Out-Law News | 05 Aug 2014 | 3:48 pm | 4 min. read
The Max Planck Institute for Innovation and Competition said that proposals for a new EU Trade Secrets Directive should be amended (18-page / 441KB PDF) to give better protection to product developers that have invested in their products but who do not have protection from traditional intellectual property (IP) rights.
"The use without restrictions of trade secrets obtained through reverse engineering appears problematic, in particular in sectors where – other than in the case of software – no intellectual property protection is available, although considerable investments are made in the development of new products," the Institute said. "Notable examples include the cosmetic industry, which regularly invests quite heavily in the development of perfumes, but where the know-how generated thereby can be decoded with relative ease through reverse engineering."
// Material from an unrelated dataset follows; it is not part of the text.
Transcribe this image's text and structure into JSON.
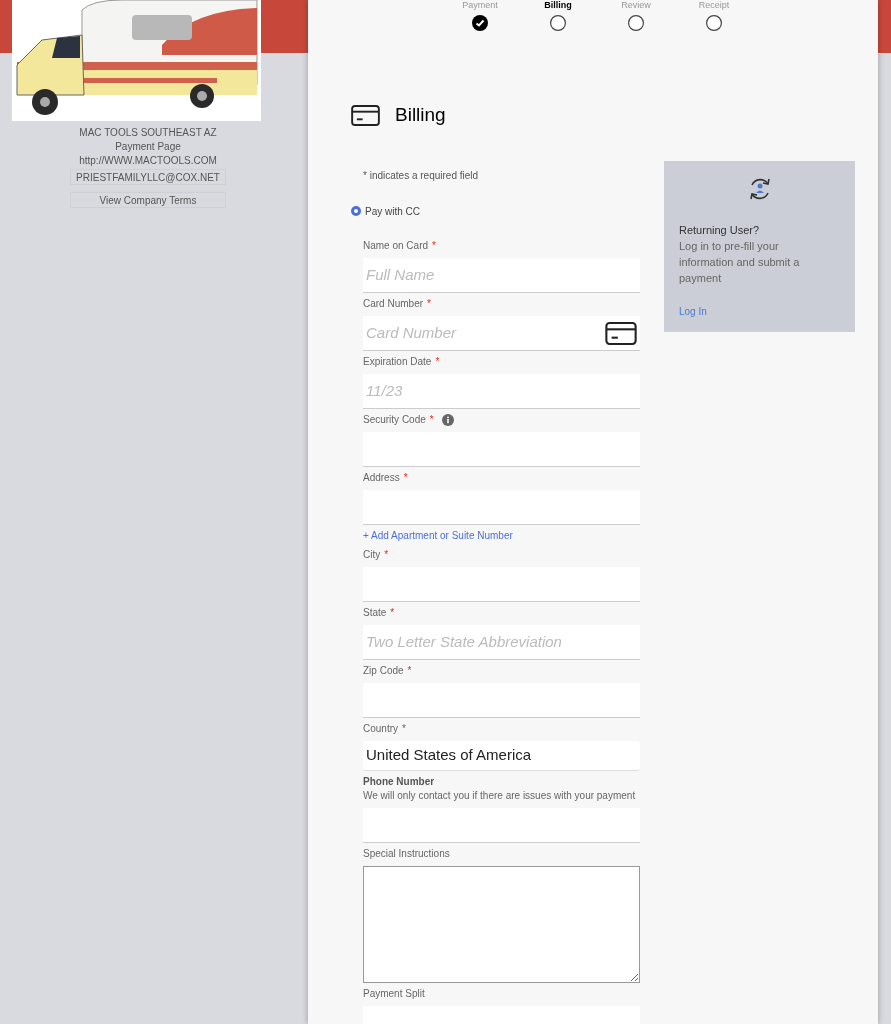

"The unrestricted use of such know-how raises concerns that it could pose a substantial threat to the companies concerned, eventually leading to market failure whereby such goods would no longer be produced. Accordingly, it must be assessed whether the existing (quite problematic) prohibition on advertising such products as imitations or replicas should be replaced by other measures that are directly aimed at protecting the relevant interests," it said.
Intellectual property law expert Iain Connor of Pinsent Masons, the law firm behind Out-Law.com, said that providing protection against reverse engineering is not a simple issue to address.
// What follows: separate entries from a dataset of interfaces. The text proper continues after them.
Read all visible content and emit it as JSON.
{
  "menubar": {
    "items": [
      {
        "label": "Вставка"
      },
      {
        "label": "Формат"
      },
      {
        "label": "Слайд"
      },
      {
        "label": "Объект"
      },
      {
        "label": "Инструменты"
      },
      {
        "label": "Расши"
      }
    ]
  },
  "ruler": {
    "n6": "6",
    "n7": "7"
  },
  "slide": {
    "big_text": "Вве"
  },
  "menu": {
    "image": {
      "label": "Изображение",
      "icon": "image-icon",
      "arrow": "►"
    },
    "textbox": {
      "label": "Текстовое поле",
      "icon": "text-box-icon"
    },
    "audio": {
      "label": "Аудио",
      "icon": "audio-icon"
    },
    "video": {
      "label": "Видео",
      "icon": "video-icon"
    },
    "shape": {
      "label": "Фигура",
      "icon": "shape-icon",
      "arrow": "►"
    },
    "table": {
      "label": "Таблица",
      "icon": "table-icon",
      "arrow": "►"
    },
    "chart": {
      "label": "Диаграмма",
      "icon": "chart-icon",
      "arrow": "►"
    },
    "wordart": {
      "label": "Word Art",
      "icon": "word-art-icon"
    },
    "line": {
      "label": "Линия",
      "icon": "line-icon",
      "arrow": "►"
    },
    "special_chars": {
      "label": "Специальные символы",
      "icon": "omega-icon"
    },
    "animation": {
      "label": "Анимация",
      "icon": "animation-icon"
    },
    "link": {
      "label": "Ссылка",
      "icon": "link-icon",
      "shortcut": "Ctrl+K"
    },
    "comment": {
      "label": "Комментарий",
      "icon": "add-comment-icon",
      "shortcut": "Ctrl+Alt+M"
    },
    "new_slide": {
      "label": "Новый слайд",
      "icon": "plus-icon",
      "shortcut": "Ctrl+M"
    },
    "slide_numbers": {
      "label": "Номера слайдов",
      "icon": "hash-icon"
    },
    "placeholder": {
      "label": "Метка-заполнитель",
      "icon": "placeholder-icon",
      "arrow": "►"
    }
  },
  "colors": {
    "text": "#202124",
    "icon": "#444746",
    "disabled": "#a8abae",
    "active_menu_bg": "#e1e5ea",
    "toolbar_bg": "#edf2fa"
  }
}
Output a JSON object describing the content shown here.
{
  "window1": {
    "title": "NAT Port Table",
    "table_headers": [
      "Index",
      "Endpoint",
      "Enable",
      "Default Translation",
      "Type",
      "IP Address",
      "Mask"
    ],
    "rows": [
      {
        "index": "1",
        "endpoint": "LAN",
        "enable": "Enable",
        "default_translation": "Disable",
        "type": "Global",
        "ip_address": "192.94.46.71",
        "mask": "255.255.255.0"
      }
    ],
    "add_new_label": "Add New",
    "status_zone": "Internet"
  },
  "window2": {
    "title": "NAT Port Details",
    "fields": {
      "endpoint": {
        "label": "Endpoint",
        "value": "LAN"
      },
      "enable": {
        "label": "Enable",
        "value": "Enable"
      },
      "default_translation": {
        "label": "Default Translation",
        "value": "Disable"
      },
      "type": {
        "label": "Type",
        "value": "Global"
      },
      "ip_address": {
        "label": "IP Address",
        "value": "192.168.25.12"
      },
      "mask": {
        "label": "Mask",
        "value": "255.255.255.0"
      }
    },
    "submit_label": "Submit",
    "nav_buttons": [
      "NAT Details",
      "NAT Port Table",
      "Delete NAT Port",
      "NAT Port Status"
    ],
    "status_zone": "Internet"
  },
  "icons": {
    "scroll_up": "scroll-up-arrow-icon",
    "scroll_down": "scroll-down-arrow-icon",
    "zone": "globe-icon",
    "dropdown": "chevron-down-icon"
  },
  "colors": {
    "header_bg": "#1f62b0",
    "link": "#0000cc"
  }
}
"IP rights and protection for trade secrets needs to strike a fair balance between the protection afforded the creator and the rights of others to compete fairly," Connor said. "The perfume example is a poor one from my experience having acted in the leading case on smell-a-like perfumes – L’Oreal v Bellure – where the evidence showed it is impossible to recreate the exact fragrance of a perfume by reverse engineering.”
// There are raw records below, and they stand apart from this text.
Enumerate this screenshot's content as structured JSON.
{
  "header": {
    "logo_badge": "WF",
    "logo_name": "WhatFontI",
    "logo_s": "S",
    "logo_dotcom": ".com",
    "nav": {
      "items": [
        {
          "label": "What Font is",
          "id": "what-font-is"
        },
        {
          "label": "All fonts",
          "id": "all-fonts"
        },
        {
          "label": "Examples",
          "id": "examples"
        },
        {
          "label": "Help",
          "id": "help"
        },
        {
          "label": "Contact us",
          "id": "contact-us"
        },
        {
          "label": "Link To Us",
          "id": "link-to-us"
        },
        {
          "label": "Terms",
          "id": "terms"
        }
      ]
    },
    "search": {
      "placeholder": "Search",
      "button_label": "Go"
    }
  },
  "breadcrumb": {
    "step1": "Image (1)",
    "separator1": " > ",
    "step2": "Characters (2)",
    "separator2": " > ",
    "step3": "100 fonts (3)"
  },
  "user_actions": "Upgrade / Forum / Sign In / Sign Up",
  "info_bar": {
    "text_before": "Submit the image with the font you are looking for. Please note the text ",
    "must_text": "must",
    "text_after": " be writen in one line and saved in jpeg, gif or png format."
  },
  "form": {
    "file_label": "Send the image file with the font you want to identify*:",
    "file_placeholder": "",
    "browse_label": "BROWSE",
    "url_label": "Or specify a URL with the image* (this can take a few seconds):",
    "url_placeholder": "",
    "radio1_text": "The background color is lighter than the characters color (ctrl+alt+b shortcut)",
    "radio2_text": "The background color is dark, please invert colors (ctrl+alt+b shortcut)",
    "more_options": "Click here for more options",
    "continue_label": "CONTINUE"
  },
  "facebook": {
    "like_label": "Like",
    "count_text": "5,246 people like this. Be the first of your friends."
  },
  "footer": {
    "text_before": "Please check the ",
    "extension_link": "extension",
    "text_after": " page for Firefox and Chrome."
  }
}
“The perfume example is also poor because the evidence in the L’Oreal v Bellure case showed that rather than leading to market failure the presence of smell-a-like perfumes actually served as a feeder to the luxury market perfumes and brands, enhancing rather than detracting from their cache, and leading to a new market sector at the bottom end of the market increasing customer choice," he said.
Earlier this year, Paris-based intellectual property law expert Emmanuel Gougé of Pinsent Masons highlighted industry lobbying against plans that could legitimise reverse engineering of trade secrets.
"The rules, as currently drafted, consider the acquisition of trade secrets to be lawful if that acquisition occurred as a result of ‘observation, study, disassembly or test of a product or object that has been made available to the public or that it is lawfully in the possession of the acquirer of the information who is free from any legally valid duty to limit the acquisition of the trade secret’. A number of industry bodies are heavily lobbying against that provision," he said.
In autumn 2013 the European Commission published plans for a new Trade Secrets Directive in an effort to harmonise the legal framework around the unlawful acquisition, disclosure and use of trade secrets across the EU.
To qualify for protection under the Commission's plans, information would have to be secret, have commercial value because of its secrecy and have been the subject of "reasonable steps under the circumstances, by the person lawfully in control of the information, to keep it secret". Information would be said to be 'secret' if "it is not, as a body or in the precise configuration and assembly of its components, generally known among or readily accessible to persons within the circles that normally deal with the kind of information in question".
In May this year, EU law makers within the Council of Ministers gave their backing to proposed changes to the Commission's proposals. Among the amendments recommended by the Council was the extension of the maximum limitation period that the Commission proposed to set for initiating legal action over the infringement of trade secrets from two years to six years.
However, in its paper assessing the Councils' proposals, the Max Planck Institute said it supported a maximum limitation period of three years. The three year period in which claims can be brought against alleged trade secrets infringers should not be said to start until the end of the last in any sequence of actions relating to that infringement, it said.
"While unlawful acquisition and disclosure usually take place in the form of individual actions, unlawful use regularly occurs in the form of a sequence of similar actions," the Institute said. "In particular, in the different stages of production and marketing of the good in which the impugned trade secret is embodied, claims brought in litigation do not concern one individual action, but rather a series of acts. Hence, either a different limitation period commences after each action or the limitation period for all of them starts running only after the last of the relevant actions begins."
"By solely referring to awareness of the last fact giving rise to the action as the event triggering the commencement of the limitation period, [the draft Directive] does not provide for a clear rule in cases in which infringing goods have been marketed during an extended period of time. In view of this, the proposal should clarify … that the limitation period for continued actions begins when the last action ends. Furthermore, the limitation period should be three years instead of the proposed two-year period," it said.
The Institute also said that the Trade Secrets Directive should refer to civil infringements of trade secrets only and prevent "the application of criminal rules that are premised on a higher protection level" than those laid out under the new framework.
It also said that the new Directive should explain that existing EU rules relating to the enforcement of intellectual property rights cannot be applied to trade secrets.